South African state power company Eskom had warned early on Friday that electricity cuts could intensify following labour protests at nine of its facilities linked to deadlocked wage talks.
Following through on its warning, the power later announced that Stage 4 load shedding would be implemented from 11:00 until midnight on Friday, and from 05:00 until midnight on Saturday and Sunday, to conserve emergency generation reserves due to the “ongoing unprotected labour action”.
The utility, which has struggled to meet power demand in Africa’s most industrialised nation for over a decade, has been implementing rotational outages since the start of the week.
Eskom said the protests included incidents of intimidation of working employees and blockading of roads leading to power stations.
In its Stage 4 power cut statement, Eskom said: “While exploring possible solutions to unlock the deadlock with the unions, Eskom appeals to its labour partners and striking employees to embrace the higher purpose of putting the people of South Africa first, respect the law and to desist from illegal and undemocratic conduct.”
“However, Eskom cautions the public that as the shortage of generation capacity persists, the system will continue to be constrained with an elevated risk of load shedding over the coming weeks.”
Eskom spokesperson Sikonathi Mantshantsha said on Thursday that groups of people, some wearing union outfits, were protesting outside six coal plants and the company said police had been deployed.
The negotiations with trade unions including the National Union of Metalworkers of South Africa broke down on Tuesday.
Eskom said on Friday that over the past 24 hours there had been protests at nine of its power stations and other operating facilities, by some of its employees who had embarked on unprotected strike action.
The loss-making utility, saddled with a huge debt pile approaching R400 billion, is trying to contain costs as part of turnaround efforts under Chief Executive Andre de Ruyter.
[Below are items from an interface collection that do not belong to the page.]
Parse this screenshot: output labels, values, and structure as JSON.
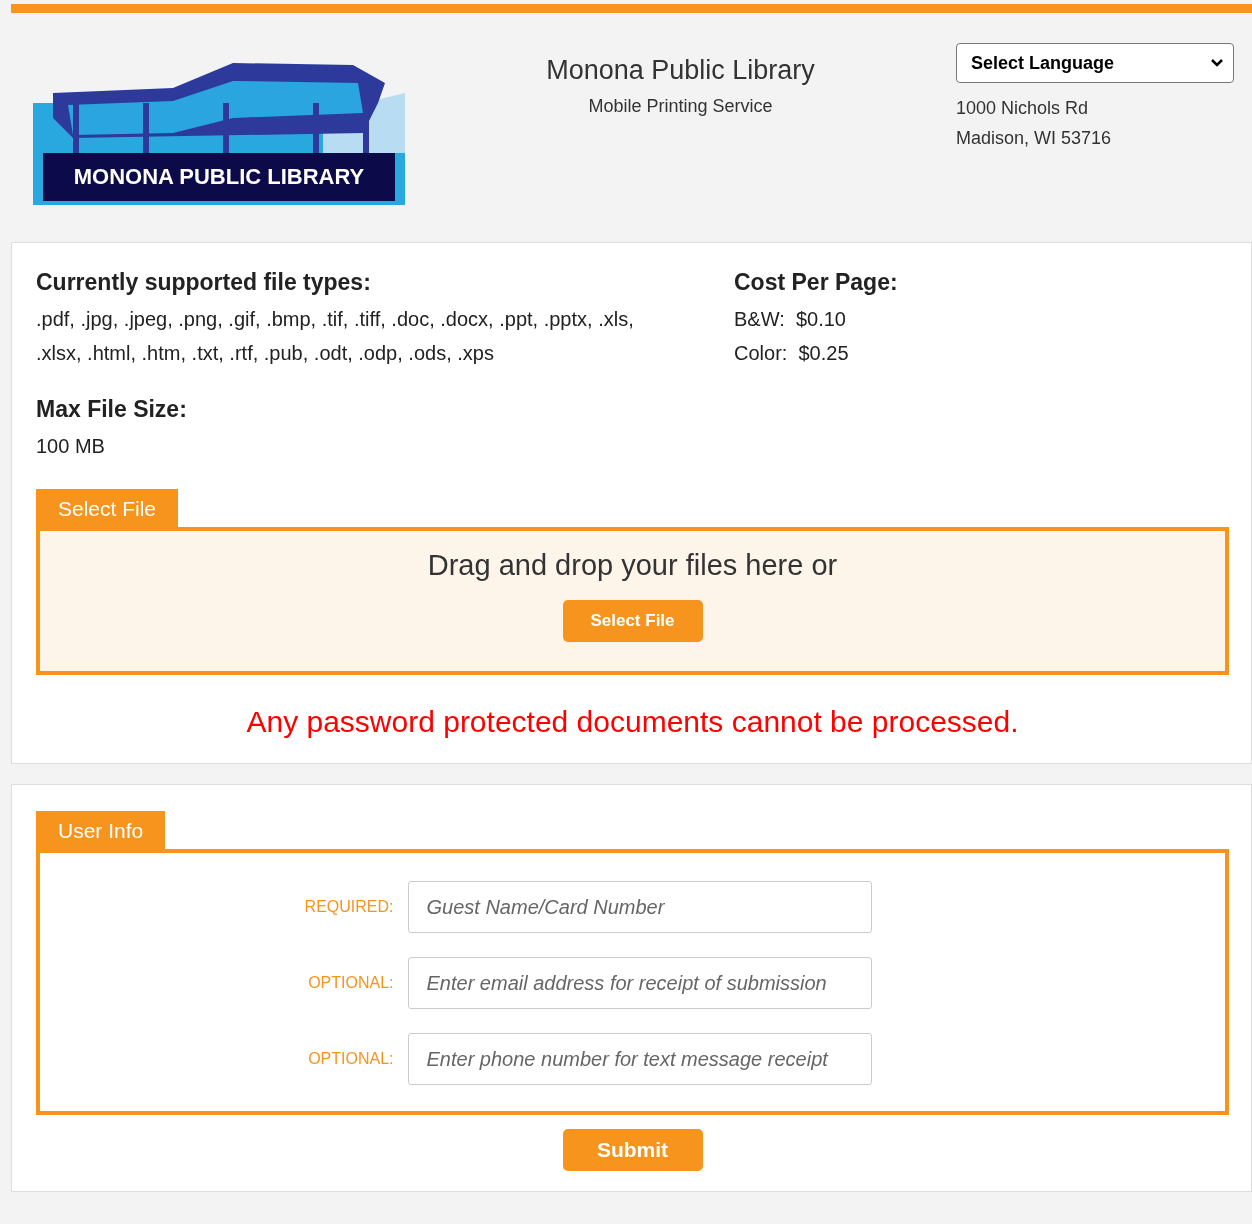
{
  "header": {
    "logo_text": "MONONA PUBLIC LIBRARY",
    "title": "Monona Public Library",
    "subtitle": "Mobile Printing Service",
    "language_select": "Select Language",
    "address": [
      "1000 Nichols Rd",
      "Madison, WI 53716"
    ]
  },
  "info": {
    "file_types_title": "Currently supported file types:",
    "file_types": ".pdf, .jpg, .jpeg, .png, .gif, .bmp, .tif, .tiff, .doc, .docx, .ppt, .pptx, .xls, .xlsx, .html, .htm, .txt, .rtf, .pub, .odt, .odp, .ods, .xps",
    "max_size_title": "Max File Size:",
    "max_size": "100 MB",
    "cost_title": "Cost Per Page:",
    "costs": [
      {
        "label": "B&W:",
        "price": "$0.10"
      },
      {
        "label": "Color:",
        "price": "$0.25"
      }
    ]
  },
  "select_file": {
    "tab": "Select File",
    "drop_text": "Drag and drop your files here or",
    "button": "Select File",
    "warning": "Any password protected documents cannot be processed."
  },
  "user_info": {
    "tab": "User Info",
    "fields": [
      {
        "label": "REQUIRED:",
        "placeholder": "Guest Name/Card Number"
      },
      {
        "label": "OPTIONAL:",
        "placeholder": "Enter email address for receipt of submission"
      },
      {
        "label": "OPTIONAL:",
        "placeholder": "Enter phone number for text message receipt"
      }
    ],
    "submit": "Submit"
  }
}
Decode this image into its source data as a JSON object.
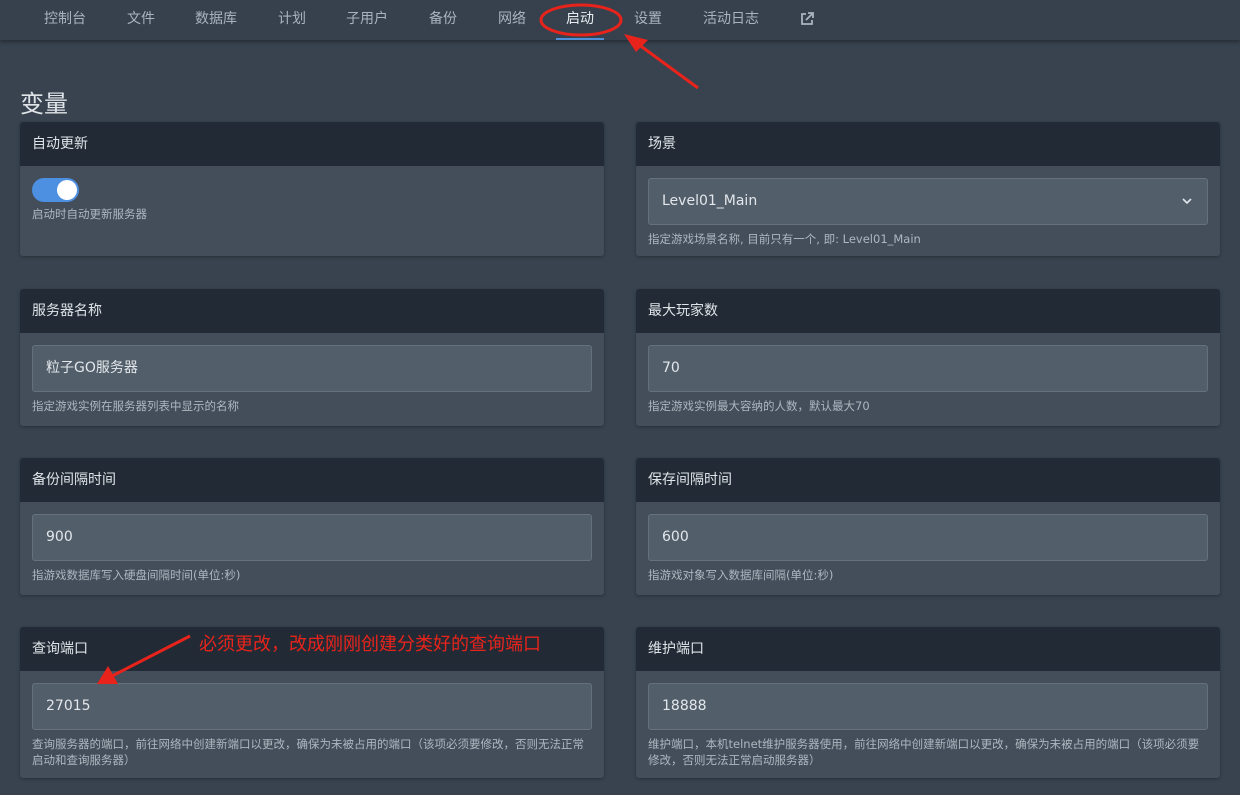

Reforming Eskom is a priority for President Cyril Ramaphosa’s government, but efforts to improve power plant performance are yet to bear fruit.
Eskom has a total nominal capacity of 46 000 MW, but earlier this week more than a third of that capacity was offline due to breakdowns and planned maintenance. It said on Friday it has 2 766MW on planned maintenance, while another 17 395MW of capacity is unavailable due to breakdowns.